In this significant historical debut, Faramerz Dabhoiwala presents his readers with a revelation: how early, and how suddenly, the permissive society arrived in Christian Western Europe.Over three centuries ago a revolution took place in Western attitudes to sex; it began in England, but all modern Westerners are its heirs, and now it is challenging and remoulding patterns of sexual behaviour throughout the world.The book is not simply a finely-crafted work of history, but a study that will reshape the way its readers understand the most intimate level of their lives.It may even bring some sanity to modern debates about sexuality. -- Diarmaid Macculloch In this brilliantly argued, lucid and enthralling book, Faramerz Dabhoiwala describes the first sexual revolution - a sea change in attitudes towards sexual morality, the public and the private. The Origins of Sex shows how far men enjoyed, and women endured, the new sexual world. It is a majestic and provocative history of ideas and attitudes. -- Amanda Vickery
Dabhoiwala (modern history, Exeter Coll., Oxford Univ.) here argues for the importance of what he calls the first sexual revolution. He locates an apex of civil and religious enforcement against sexual behavior in 16th-century England, where adultery was a capital crime. He works meticulously through the historical records of the 17th, 18th, and 19th centuries to show how English culture evolved intellectually, politically, and socially to arrive at modern ideas of sexual liberty, gender equality, and the privatization of sex-ideas that continued to evolve and transform culture during the 20th century.
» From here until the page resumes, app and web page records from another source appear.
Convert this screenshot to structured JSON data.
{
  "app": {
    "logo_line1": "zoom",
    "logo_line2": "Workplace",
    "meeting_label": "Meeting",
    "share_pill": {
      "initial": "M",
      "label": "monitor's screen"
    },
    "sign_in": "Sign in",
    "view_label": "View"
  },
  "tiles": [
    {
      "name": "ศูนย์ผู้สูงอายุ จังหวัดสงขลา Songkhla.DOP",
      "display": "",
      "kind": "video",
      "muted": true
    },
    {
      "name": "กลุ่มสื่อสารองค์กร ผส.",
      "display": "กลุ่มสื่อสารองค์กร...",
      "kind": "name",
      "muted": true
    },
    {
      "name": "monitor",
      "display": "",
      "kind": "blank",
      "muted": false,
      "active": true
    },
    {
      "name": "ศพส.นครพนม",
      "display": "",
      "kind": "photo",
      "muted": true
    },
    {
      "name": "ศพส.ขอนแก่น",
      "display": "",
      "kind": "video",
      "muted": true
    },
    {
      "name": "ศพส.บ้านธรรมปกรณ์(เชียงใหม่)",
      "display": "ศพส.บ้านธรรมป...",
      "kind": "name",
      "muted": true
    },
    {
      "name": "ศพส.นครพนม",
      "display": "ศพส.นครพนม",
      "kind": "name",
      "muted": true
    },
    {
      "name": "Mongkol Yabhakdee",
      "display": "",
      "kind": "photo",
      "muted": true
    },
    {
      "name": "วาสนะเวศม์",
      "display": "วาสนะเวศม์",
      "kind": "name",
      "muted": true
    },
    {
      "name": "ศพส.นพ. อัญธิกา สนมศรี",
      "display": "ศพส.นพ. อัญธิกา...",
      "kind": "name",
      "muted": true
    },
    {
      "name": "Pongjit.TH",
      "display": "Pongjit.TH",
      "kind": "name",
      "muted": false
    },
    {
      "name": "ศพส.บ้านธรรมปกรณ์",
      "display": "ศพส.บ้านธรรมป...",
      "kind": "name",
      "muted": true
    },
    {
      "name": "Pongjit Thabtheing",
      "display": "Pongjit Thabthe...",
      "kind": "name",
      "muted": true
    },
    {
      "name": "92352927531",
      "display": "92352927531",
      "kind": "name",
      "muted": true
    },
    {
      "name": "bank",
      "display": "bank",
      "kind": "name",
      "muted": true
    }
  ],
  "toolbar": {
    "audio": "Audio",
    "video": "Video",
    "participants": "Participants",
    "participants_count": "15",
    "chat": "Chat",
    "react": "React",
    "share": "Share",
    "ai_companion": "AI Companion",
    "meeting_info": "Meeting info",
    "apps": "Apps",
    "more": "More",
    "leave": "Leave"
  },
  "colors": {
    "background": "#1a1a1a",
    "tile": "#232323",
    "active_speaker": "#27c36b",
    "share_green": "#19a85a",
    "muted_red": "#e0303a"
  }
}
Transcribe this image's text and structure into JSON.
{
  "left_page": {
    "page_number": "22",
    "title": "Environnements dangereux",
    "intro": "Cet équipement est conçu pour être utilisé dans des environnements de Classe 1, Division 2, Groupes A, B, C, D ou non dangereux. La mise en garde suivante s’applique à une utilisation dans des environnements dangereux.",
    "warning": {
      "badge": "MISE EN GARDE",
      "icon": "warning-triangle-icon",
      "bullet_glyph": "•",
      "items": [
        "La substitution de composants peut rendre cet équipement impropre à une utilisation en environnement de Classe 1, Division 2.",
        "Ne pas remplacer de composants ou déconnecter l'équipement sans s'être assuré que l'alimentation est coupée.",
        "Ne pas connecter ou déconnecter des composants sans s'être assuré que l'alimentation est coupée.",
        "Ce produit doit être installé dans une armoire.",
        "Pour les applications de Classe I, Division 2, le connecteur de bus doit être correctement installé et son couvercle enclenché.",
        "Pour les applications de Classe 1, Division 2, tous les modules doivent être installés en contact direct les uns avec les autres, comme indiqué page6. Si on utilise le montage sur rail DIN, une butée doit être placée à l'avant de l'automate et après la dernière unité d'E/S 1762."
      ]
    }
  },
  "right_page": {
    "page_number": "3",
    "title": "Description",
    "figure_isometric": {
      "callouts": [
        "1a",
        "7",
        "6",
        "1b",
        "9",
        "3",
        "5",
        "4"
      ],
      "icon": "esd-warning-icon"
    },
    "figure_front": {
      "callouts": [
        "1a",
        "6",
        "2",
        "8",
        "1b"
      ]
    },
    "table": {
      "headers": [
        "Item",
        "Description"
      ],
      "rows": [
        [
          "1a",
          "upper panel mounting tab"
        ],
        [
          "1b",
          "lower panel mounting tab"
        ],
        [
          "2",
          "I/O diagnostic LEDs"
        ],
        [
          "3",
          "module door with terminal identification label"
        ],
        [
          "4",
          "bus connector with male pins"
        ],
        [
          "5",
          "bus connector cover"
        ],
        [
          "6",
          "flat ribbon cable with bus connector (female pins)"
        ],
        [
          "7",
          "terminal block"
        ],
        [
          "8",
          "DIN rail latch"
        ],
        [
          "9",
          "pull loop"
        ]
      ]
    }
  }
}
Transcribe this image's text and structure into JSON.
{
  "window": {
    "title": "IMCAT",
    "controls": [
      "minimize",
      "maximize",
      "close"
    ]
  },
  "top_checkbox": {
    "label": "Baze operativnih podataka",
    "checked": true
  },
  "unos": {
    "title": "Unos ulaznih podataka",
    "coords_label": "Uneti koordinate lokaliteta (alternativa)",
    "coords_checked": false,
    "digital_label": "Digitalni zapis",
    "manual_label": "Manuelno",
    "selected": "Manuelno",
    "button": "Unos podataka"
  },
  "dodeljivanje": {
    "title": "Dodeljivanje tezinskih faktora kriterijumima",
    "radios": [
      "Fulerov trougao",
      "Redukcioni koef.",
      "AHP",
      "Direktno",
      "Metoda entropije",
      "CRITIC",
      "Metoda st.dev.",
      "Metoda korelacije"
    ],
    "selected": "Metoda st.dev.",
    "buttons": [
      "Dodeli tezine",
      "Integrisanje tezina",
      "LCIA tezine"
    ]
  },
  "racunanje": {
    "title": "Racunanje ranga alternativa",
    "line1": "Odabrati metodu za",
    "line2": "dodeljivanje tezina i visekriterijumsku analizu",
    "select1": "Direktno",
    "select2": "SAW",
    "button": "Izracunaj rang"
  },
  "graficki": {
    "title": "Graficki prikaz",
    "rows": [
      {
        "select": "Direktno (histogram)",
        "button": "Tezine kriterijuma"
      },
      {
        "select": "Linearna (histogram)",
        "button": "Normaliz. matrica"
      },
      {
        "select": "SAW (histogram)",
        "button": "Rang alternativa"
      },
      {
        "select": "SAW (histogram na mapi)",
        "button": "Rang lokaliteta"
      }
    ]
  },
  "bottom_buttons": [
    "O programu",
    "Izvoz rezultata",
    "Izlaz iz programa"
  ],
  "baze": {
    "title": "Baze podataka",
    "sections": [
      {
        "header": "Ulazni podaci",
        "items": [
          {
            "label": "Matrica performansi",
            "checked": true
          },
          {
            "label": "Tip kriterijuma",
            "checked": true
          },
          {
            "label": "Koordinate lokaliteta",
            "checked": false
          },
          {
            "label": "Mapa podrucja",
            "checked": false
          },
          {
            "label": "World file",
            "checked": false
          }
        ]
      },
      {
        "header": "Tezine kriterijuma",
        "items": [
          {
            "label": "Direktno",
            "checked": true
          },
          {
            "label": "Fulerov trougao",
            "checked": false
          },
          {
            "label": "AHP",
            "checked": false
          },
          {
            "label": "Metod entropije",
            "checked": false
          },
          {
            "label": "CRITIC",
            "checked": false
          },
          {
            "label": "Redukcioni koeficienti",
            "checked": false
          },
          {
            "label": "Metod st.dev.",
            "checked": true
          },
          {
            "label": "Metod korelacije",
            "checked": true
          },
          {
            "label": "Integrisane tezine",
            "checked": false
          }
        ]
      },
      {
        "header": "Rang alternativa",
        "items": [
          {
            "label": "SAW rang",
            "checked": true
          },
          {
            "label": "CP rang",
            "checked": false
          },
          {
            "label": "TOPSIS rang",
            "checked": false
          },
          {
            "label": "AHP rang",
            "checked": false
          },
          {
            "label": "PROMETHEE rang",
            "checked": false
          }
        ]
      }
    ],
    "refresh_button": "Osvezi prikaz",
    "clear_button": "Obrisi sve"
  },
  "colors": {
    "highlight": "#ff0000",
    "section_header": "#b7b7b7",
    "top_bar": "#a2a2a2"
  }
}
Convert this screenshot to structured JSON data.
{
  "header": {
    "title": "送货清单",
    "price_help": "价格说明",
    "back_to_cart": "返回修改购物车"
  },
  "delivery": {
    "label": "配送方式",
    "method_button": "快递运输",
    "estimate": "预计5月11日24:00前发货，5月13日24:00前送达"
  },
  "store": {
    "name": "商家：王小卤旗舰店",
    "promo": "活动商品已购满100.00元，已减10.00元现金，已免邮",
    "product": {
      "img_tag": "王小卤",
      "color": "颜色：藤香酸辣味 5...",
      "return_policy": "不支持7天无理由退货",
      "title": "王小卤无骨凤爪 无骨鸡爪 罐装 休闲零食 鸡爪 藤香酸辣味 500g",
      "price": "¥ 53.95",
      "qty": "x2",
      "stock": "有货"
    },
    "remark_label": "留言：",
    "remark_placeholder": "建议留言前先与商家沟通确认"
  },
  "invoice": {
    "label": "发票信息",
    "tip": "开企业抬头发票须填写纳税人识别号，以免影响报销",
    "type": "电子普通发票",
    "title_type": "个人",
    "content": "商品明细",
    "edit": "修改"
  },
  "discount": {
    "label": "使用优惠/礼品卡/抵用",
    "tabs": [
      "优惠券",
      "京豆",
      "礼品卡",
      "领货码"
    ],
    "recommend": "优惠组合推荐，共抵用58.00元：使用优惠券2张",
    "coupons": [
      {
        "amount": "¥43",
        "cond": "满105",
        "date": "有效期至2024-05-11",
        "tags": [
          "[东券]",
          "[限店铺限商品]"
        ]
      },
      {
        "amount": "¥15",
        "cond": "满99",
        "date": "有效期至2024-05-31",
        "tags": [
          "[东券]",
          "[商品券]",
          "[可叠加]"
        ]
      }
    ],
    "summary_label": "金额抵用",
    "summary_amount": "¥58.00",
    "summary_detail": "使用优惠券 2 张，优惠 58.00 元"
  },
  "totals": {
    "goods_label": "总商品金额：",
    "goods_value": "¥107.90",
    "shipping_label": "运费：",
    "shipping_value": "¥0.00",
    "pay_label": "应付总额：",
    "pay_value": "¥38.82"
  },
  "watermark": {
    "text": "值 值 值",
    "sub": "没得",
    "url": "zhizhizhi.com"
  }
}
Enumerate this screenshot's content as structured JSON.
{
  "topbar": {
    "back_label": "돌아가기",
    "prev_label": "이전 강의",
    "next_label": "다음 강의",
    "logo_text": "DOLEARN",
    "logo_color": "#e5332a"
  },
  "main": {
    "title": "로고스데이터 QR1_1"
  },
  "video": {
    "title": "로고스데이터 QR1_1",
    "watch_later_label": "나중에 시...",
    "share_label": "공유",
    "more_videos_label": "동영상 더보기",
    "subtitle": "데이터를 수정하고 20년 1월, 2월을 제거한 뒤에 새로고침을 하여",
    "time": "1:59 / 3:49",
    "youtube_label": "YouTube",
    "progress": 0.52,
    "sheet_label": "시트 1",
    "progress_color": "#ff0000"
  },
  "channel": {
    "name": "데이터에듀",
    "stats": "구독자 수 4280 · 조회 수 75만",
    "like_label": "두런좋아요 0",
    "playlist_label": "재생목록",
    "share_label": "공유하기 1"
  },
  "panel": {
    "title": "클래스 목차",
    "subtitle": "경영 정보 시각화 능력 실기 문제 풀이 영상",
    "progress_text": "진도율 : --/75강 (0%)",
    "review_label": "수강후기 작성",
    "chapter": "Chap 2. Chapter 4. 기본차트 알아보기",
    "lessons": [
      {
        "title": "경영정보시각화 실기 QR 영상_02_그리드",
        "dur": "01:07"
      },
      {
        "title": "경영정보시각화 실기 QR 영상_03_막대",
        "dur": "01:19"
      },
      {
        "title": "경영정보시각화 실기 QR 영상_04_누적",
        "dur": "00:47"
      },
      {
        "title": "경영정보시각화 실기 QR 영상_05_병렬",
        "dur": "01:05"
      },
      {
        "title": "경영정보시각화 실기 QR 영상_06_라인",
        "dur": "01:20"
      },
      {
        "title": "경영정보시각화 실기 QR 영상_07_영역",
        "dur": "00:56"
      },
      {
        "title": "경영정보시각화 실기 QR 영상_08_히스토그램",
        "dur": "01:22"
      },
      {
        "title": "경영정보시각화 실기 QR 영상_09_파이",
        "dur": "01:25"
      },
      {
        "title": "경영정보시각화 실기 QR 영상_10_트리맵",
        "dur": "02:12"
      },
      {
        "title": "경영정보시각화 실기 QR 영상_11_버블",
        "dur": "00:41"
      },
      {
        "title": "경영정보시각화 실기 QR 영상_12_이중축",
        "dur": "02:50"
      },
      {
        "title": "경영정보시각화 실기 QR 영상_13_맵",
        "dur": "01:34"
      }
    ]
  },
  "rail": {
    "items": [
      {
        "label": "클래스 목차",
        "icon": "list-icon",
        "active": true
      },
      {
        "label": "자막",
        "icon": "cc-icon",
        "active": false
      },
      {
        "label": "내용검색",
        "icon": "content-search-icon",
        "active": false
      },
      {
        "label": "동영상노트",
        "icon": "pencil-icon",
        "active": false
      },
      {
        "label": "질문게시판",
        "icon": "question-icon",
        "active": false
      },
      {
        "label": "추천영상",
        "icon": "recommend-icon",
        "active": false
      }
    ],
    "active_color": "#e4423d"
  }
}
VERDICT While no consideration is given to non-English history (e.g., developments in France and Holland, though surely there was a cross-fertilization of ideas), this book is highly recommended to readers interested in English history and the history of sexuality. (c) Copyright 2012. Library Journals LLC, a wholly owned subsidiary of Media Source, Inc. No redistribution permitted.
|Publisher: ||Allen Lane|
|Dimensions: ||24.0 x 16.0 x 3.0 centimeters (0.91 kg)|